TypeSampurna (7 by 7 )
ArohanaSa Re Ga,Ma Pa, Dha Ni Sa'
AvarohanaSa' Ni Dha, Pa, Ma Ga,Re Sa
  • Ga Re, Ga Ma Dha Pa, Ma Ga, Ma Re Sa
  • Ga Re Ga Pa, Ni Dha Ni Sa'
  • Sa' Ni Dha Pa Ga Ma Re Sa

Bilaval or Bilawal (IAST: Bilāval) is a raga and the basis for the eponymous thaat (musical mode) in Hindustani classical music. Raga Bilaval is named after Veraval, Gujarat.[1] The Indian national anthem Jana gana mana is sung in Bilaval.

Bilaval had become the basic scale for North Indian music by the early part of the 19th century. Its tonal relationships are comparable to the Western music C major scale. Bilaval appears in the Ragamala as a ragini of Bhairav, but today it is the head of the Bilaval thaat. The Ragamala names Bilaval as a putra (son) of Bhairav, but no relation between these two ragas is made today. Bilaval is a morning raga to be sung with a feeling of deep devotion and repose, often performed during the hot months[citation needed]. The Bilaval thaat is equivalent to the Carnatic melakarta raga, Dheerasankarabharanam, as well as the Western Ionian mode (major scale) and contains the notes S R G M P D N S'. The pitches of Bilaval thaat are all shuddha, or natural. Flat (komal) or sharp (tivra) of pitches always occurs with reference to the interval pattern in Bilaval thaat.

Bilaval is one of the raags that is in the Sikh tradition from northern India, and is part of the Sikh holy scripture (Granth), the Sri Guru Granth Sahib.

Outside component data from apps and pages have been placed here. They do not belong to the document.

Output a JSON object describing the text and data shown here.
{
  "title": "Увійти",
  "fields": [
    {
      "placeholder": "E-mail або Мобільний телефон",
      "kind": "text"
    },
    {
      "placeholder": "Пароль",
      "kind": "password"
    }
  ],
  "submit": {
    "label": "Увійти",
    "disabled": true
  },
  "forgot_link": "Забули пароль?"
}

Every raga has a strict set of rules which govern the number of notes that can be used; which notes can be used; and their interplay that has to be adhered to for the composition of a tune. In the Sri Guru Granth Sahib, there are a total of 31 raga compositions. Bilaval is the sixteenth raga to appear in the series. The composition in this raga appear on a total of 64 pages from page numbers 795 to 859.

Aroha and Avaroha[edit]

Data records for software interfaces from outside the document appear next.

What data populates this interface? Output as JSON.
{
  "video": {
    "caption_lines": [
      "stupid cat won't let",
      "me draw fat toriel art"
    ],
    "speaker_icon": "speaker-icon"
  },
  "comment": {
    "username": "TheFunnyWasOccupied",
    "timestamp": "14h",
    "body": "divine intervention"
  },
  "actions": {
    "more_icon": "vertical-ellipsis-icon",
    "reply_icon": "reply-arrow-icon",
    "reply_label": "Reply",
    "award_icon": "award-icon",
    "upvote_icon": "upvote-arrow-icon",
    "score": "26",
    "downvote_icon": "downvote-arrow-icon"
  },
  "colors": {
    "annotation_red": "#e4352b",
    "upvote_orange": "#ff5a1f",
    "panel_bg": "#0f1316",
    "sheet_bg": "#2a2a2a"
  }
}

Arohana: Sa Re Ga,Ma Pa, Dha Ni Sa'

Avrohana: Sa' Ni Dha, Pa, Ma Ga,Re Sa

Vadi and Samavadi[edit]

Vadi: Dha

Samavadi: Ga

Pakad or Chalan[edit]

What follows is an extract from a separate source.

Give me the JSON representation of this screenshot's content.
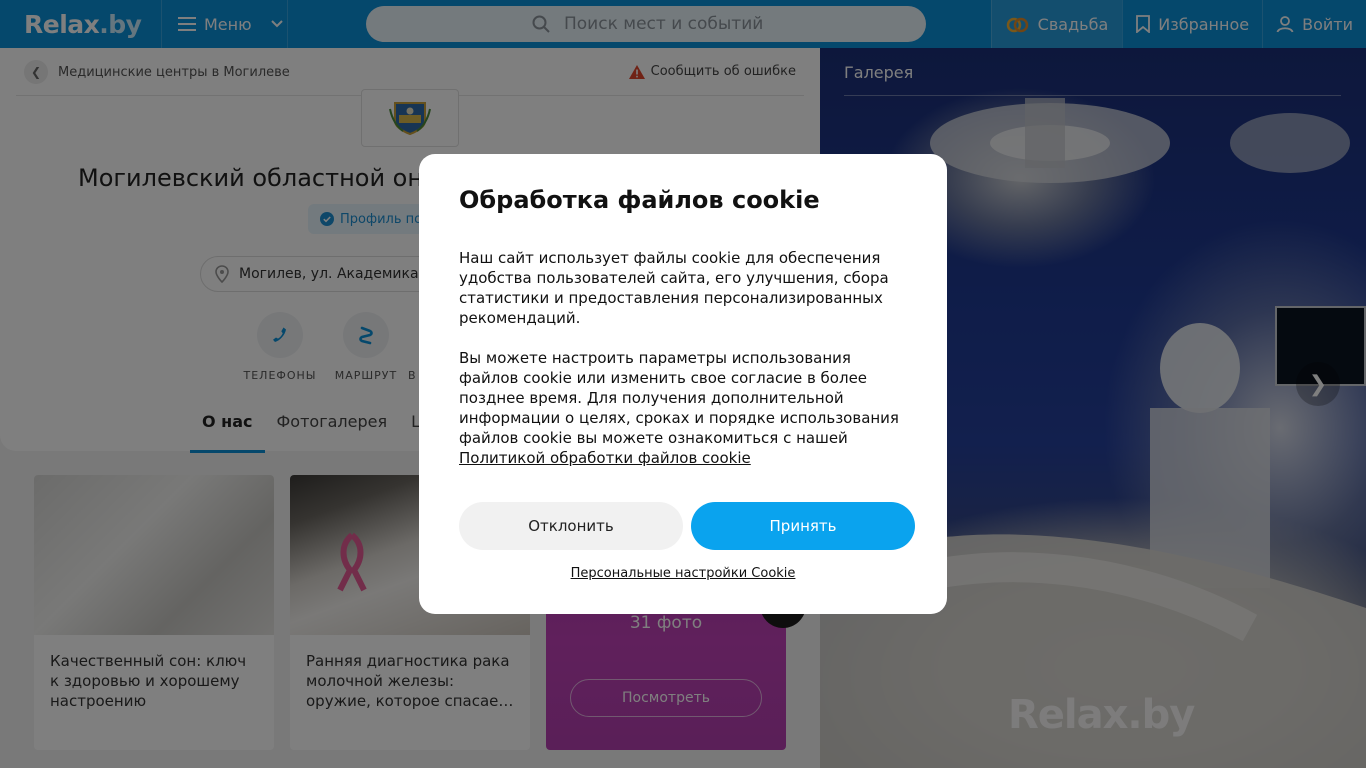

Ga Re, Ga Ma Dha Pa, Ma Ga, Ma Re Sa

Ga Re Ga Pa, Ni Dha Ni Sa'

Sa' Ni Dha Pa Ga Ma Re Sa

Samay (Time)[edit]

Morning: First prahara of the day


  1. ^ Delvoye, Françoise (2013). New Developments in Asian Studies. Routledge. p. 344. ISBN 9781136174704.

suho bilawal


  • Bor, Joep (ed). Rao, Suvarnalata; der Meer, Wim van; Harvey, Jane (co-authors) The Raga Guide: A Survey of 74 Hindustani Ragas. Zenith Media, London: 1999.

External links[edit]